[Dataset records]:
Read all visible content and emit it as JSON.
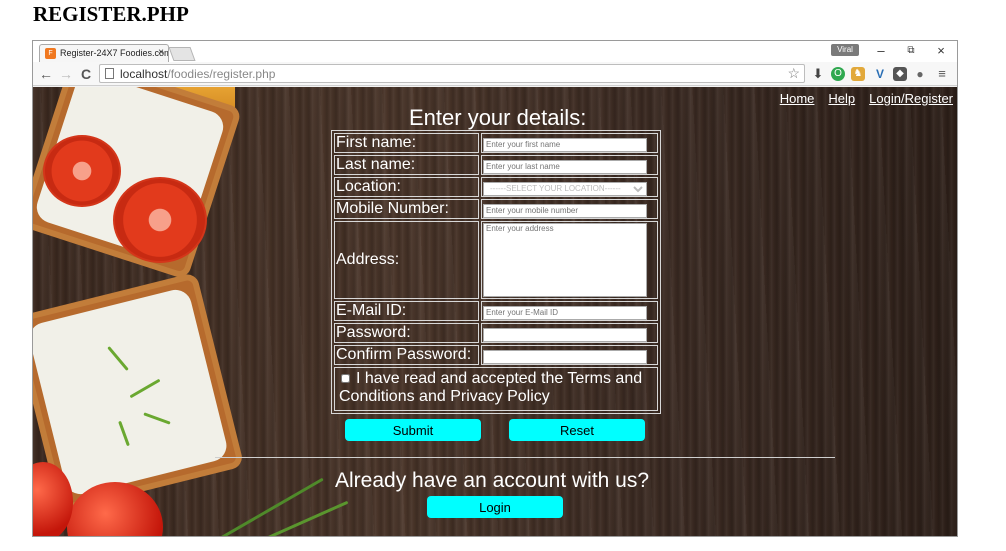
{
  "document": {
    "heading": "REGISTER.PHP"
  },
  "browser": {
    "tab_title": "Register-24X7 Foodies.com",
    "favicon": "F",
    "tab_close": "×",
    "user_badge": "Viral",
    "url_host": "localhost",
    "url_path": "/foodies/register.php",
    "window_controls": {
      "minimize": "–",
      "restore": "⧉",
      "close": "×"
    },
    "nav": {
      "back": "←",
      "forward": "→",
      "reload": "C"
    },
    "icons": [
      "star-icon",
      "download-icon",
      "opera-icon",
      "extension-icon",
      "vimeo-icon",
      "shield-icon",
      "bulb-icon",
      "menu-icon"
    ]
  },
  "page": {
    "nav_links": [
      "Home",
      "Help",
      "Login/Register"
    ],
    "form_title": "Enter your details:",
    "fields": {
      "first_name": {
        "label": "First name:",
        "placeholder": "Enter your first name"
      },
      "last_name": {
        "label": "Last name:",
        "placeholder": "Enter your last name"
      },
      "location": {
        "label": "Location:",
        "selected": "------SELECT YOUR LOCATION------"
      },
      "mobile": {
        "label": "Mobile Number:",
        "placeholder": "Enter your mobile number"
      },
      "address": {
        "label": "Address:",
        "placeholder": "Enter your address"
      },
      "email": {
        "label": "E-Mail ID:",
        "placeholder": "Enter your E-Mail ID"
      },
      "password": {
        "label": "Password:"
      },
      "confirm_password": {
        "label": "Confirm Password:"
      }
    },
    "terms_text": "I have read and accepted the Terms and Conditions and Privacy Policy",
    "submit_label": "Submit",
    "reset_label": "Reset",
    "already_text": "Already have an account with us?",
    "login_label": "Login",
    "colors": {
      "button": "#00ffff",
      "text": "#ffffff"
    }
  }
}
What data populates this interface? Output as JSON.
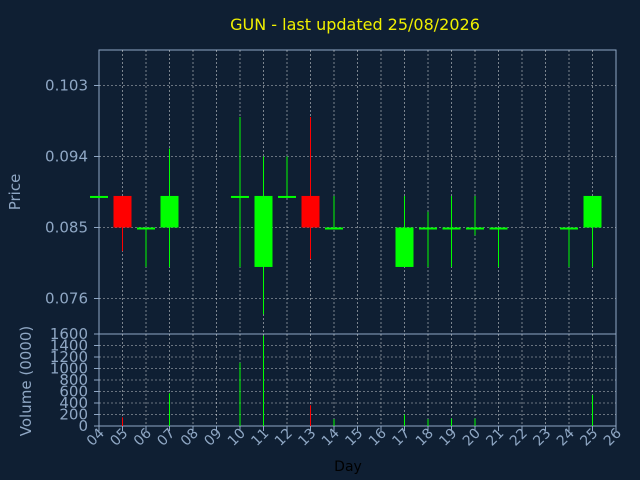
{
  "chart_data": {
    "type": "candlestick",
    "title": "GUN - last updated 25/08/2026",
    "xlabel": "Day",
    "price_ylabel": "Price",
    "volume_ylabel": "Volume (0000)",
    "x_ticks": [
      "04",
      "05",
      "06",
      "07",
      "08",
      "09",
      "10",
      "11",
      "12",
      "13",
      "14",
      "15",
      "16",
      "17",
      "18",
      "19",
      "20",
      "21",
      "22",
      "23",
      "24",
      "25",
      "26"
    ],
    "price_ticks": [
      "0.103",
      "0.094",
      "0.085",
      "0.076"
    ],
    "price_tick_values": [
      0.103,
      0.094,
      0.085,
      0.076
    ],
    "price_ylim": [
      0.0715,
      0.1075
    ],
    "volume_ticks": [
      "1600",
      "1400",
      "1200",
      "1000",
      "800",
      "600",
      "400",
      "200",
      "0"
    ],
    "volume_tick_values": [
      1600,
      1400,
      1200,
      1000,
      800,
      600,
      400,
      200,
      0
    ],
    "volume_ylim": [
      0,
      1600
    ],
    "up_color": "#00ff00",
    "down_color": "#ff0000",
    "background_color": "#0f1f33",
    "axis_color": "#8fa7c4",
    "grid": true,
    "candles": [
      {
        "day": 4,
        "open": 0.089,
        "high": 0.089,
        "low": 0.089,
        "close": 0.089,
        "volume": 0
      },
      {
        "day": 5,
        "open": 0.089,
        "high": 0.089,
        "low": 0.082,
        "close": 0.085,
        "volume": 150
      },
      {
        "day": 6,
        "open": 0.085,
        "high": 0.085,
        "low": 0.08,
        "close": 0.085,
        "volume": 0
      },
      {
        "day": 7,
        "open": 0.085,
        "high": 0.095,
        "low": 0.08,
        "close": 0.089,
        "volume": 570
      },
      {
        "day": 10,
        "open": 0.089,
        "high": 0.099,
        "low": 0.08,
        "close": 0.089,
        "volume": 1100
      },
      {
        "day": 11,
        "open": 0.08,
        "high": 0.094,
        "low": 0.074,
        "close": 0.089,
        "volume": 1570
      },
      {
        "day": 12,
        "open": 0.089,
        "high": 0.094,
        "low": 0.089,
        "close": 0.089,
        "volume": 0
      },
      {
        "day": 13,
        "open": 0.089,
        "high": 0.099,
        "low": 0.081,
        "close": 0.085,
        "volume": 360
      },
      {
        "day": 14,
        "open": 0.085,
        "high": 0.089,
        "low": 0.085,
        "close": 0.085,
        "volume": 120
      },
      {
        "day": 17,
        "open": 0.08,
        "high": 0.089,
        "low": 0.08,
        "close": 0.085,
        "volume": 200
      },
      {
        "day": 18,
        "open": 0.085,
        "high": 0.087,
        "low": 0.08,
        "close": 0.085,
        "volume": 120
      },
      {
        "day": 19,
        "open": 0.085,
        "high": 0.089,
        "low": 0.08,
        "close": 0.085,
        "volume": 130
      },
      {
        "day": 20,
        "open": 0.085,
        "high": 0.089,
        "low": 0.084,
        "close": 0.085,
        "volume": 130
      },
      {
        "day": 21,
        "open": 0.085,
        "high": 0.085,
        "low": 0.08,
        "close": 0.085,
        "volume": 0
      },
      {
        "day": 24,
        "open": 0.085,
        "high": 0.085,
        "low": 0.08,
        "close": 0.085,
        "volume": 0
      },
      {
        "day": 25,
        "open": 0.085,
        "high": 0.089,
        "low": 0.08,
        "close": 0.089,
        "volume": 540
      }
    ]
  }
}
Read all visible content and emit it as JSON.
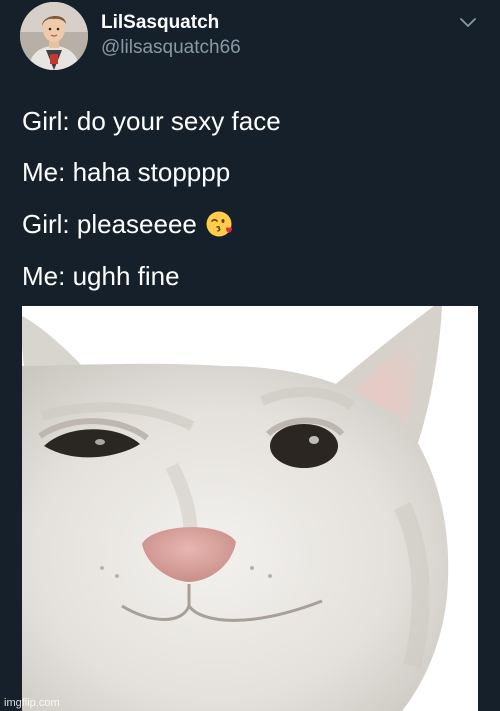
{
  "tweet": {
    "display_name": "LilSasquatch",
    "handle": "@lilsasquatch66",
    "lines": [
      "Girl: do your sexy face",
      "Me: haha stopppp",
      "Girl: pleaseeee",
      "Me: ughh fine"
    ],
    "emoji": "face-throwing-kiss"
  },
  "watermark": "imgflip.com",
  "colors": {
    "background": "#15202b",
    "text": "#ffffff",
    "secondary": "#8899a6"
  },
  "icons": {
    "menu_caret": "chevron-down-icon"
  }
}
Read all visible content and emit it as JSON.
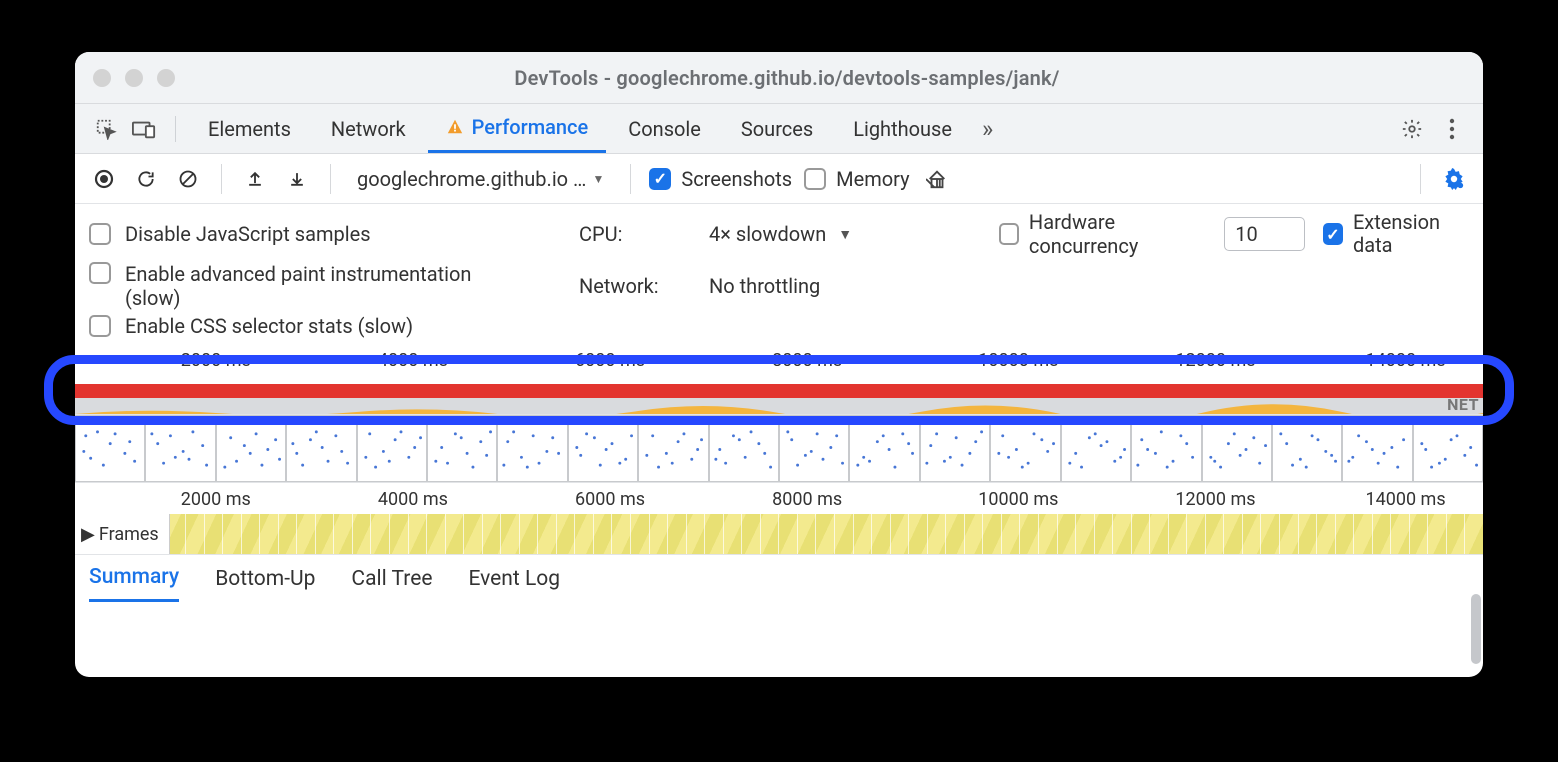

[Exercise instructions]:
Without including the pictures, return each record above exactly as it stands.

[Response to this task]:
Read all visible content and emit it as JSON.
{
  "document": {
    "heading": "REGISTER.PHP"
  },
  "browser": {
    "tab_title": "Register-24X7 Foodies.com",
    "favicon": "F",
    "tab_close": "×",
    "user_badge": "Viral",
    "url_host": "localhost",
    "url_path": "/foodies/register.php",
    "window_controls": {
      "minimize": "–",
      "restore": "⧉",
      "close": "×"
    },
    "nav": {
      "back": "←",
      "forward": "→",
      "reload": "C"
    },
    "icons": [
      "star-icon",
      "download-icon",
      "opera-icon",
      "extension-icon",
      "vimeo-icon",
      "shield-icon",
      "bulb-icon",
      "menu-icon"
    ]
  },
  "page": {
    "nav_links": [
      "Home",
      "Help",
      "Login/Register"
    ],
    "form_title": "Enter your details:",
    "fields": {
      "first_name": {
        "label": "First name:",
        "placeholder": "Enter your first name"
      },
      "last_name": {
        "label": "Last name:",
        "placeholder": "Enter your last name"
      },
      "location": {
        "label": "Location:",
        "selected": "------SELECT YOUR LOCATION------"
      },
      "mobile": {
        "label": "Mobile Number:",
        "placeholder": "Enter your mobile number"
      },
      "address": {
        "label": "Address:",
        "placeholder": "Enter your address"
      },
      "email": {
        "label": "E-Mail ID:",
        "placeholder": "Enter your E-Mail ID"
      },
      "password": {
        "label": "Password:"
      },
      "confirm_password": {
        "label": "Confirm Password:"
      }
    },
    "terms_text": "I have read and accepted the Terms and Conditions and Privacy Policy",
    "submit_label": "Submit",
    "reset_label": "Reset",
    "already_text": "Already have an account with us?",
    "login_label": "Login",
    "colors": {
      "button": "#00ffff",
      "text": "#ffffff"
    }
  }
}
What data populates this interface? Output as JSON.
{
  "chart_data": {
    "type": "candlestick",
    "title": "GUN - last updated 25/08/2026",
    "xlabel": "Day",
    "price_ylabel": "Price",
    "volume_ylabel": "Volume (0000)",
    "x_ticks": [
      "04",
      "05",
      "06",
      "07",
      "08",
      "09",
      "10",
      "11",
      "12",
      "13",
      "14",
      "15",
      "16",
      "17",
      "18",
      "19",
      "20",
      "21",
      "22",
      "23",
      "24",
      "25",
      "26"
    ],
    "price_ticks": [
      "0.103",
      "0.094",
      "0.085",
      "0.076"
    ],
    "price_tick_values": [
      0.103,
      0.094,
      0.085,
      0.076
    ],
    "price_ylim": [
      0.0715,
      0.1075
    ],
    "volume_ticks": [
      "1600",
      "1400",
      "1200",
      "1000",
      "800",
      "600",
      "400",
      "200",
      "0"
    ],
    "volume_tick_values": [
      1600,
      1400,
      1200,
      1000,
      800,
      600,
      400,
      200,
      0
    ],
    "volume_ylim": [
      0,
      1600
    ],
    "up_color": "#00ff00",
    "down_color": "#ff0000",
    "background_color": "#0f1f33",
    "axis_color": "#8fa7c4",
    "grid": true,
    "candles": [
      {
        "day": 4,
        "open": 0.089,
        "high": 0.089,
        "low": 0.089,
        "close": 0.089,
        "volume": 0
      },
      {
        "day": 5,
        "open": 0.089,
        "high": 0.089,
        "low": 0.082,
        "close": 0.085,
        "volume": 150
      },
      {
        "day": 6,
        "open": 0.085,
        "high": 0.085,
        "low": 0.08,
        "close": 0.085,
        "volume": 0
      },
      {
        "day": 7,
        "open": 0.085,
        "high": 0.095,
        "low": 0.08,
        "close": 0.089,
        "volume": 570
      },
      {
        "day": 10,
        "open": 0.089,
        "high": 0.099,
        "low": 0.08,
        "close": 0.089,
        "volume": 1100
      },
      {
        "day": 11,
        "open": 0.08,
        "high": 0.094,
        "low": 0.074,
        "close": 0.089,
        "volume": 1570
      },
      {
        "day": 12,
        "open": 0.089,
        "high": 0.094,
        "low": 0.089,
        "close": 0.089,
        "volume": 0
      },
      {
        "day": 13,
        "open": 0.089,
        "high": 0.099,
        "low": 0.081,
        "close": 0.085,
        "volume": 360
      },
      {
        "day": 14,
        "open": 0.085,
        "high": 0.089,
        "low": 0.085,
        "close": 0.085,
        "volume": 120
      },
      {
        "day": 17,
        "open": 0.08,
        "high": 0.089,
        "low": 0.08,
        "close": 0.085,
        "volume": 200
      },
      {
        "day": 18,
        "open": 0.085,
        "high": 0.087,
        "low": 0.08,
        "close": 0.085,
        "volume": 120
      },
      {
        "day": 19,
        "open": 0.085,
        "high": 0.089,
        "low": 0.08,
        "close": 0.085,
        "volume": 130
      },
      {
        "day": 20,
        "open": 0.085,
        "high": 0.089,
        "low": 0.084,
        "close": 0.085,
        "volume": 130
      },
      {
        "day": 21,
        "open": 0.085,
        "high": 0.085,
        "low": 0.08,
        "close": 0.085,
        "volume": 0
      },
      {
        "day": 24,
        "open": 0.085,
        "high": 0.085,
        "low": 0.08,
        "close": 0.085,
        "volume": 0
      },
      {
        "day": 25,
        "open": 0.085,
        "high": 0.089,
        "low": 0.08,
        "close": 0.089,
        "volume": 540
      }
    ]
  }
}
Read all visible content and emit it as JSON.
{
  "tweet": {
    "display_name": "LilSasquatch",
    "handle": "@lilsasquatch66",
    "lines": [
      "Girl: do your sexy face",
      "Me: haha stopppp",
      "Girl: pleaseeee",
      "Me: ughh fine"
    ],
    "emoji": "face-throwing-kiss"
  },
  "watermark": "imgflip.com",
  "colors": {
    "background": "#15202b",
    "text": "#ffffff",
    "secondary": "#8899a6"
  },
  "icons": {
    "menu_caret": "chevron-down-icon"
  }
}
Read all visible content and emit it as JSON.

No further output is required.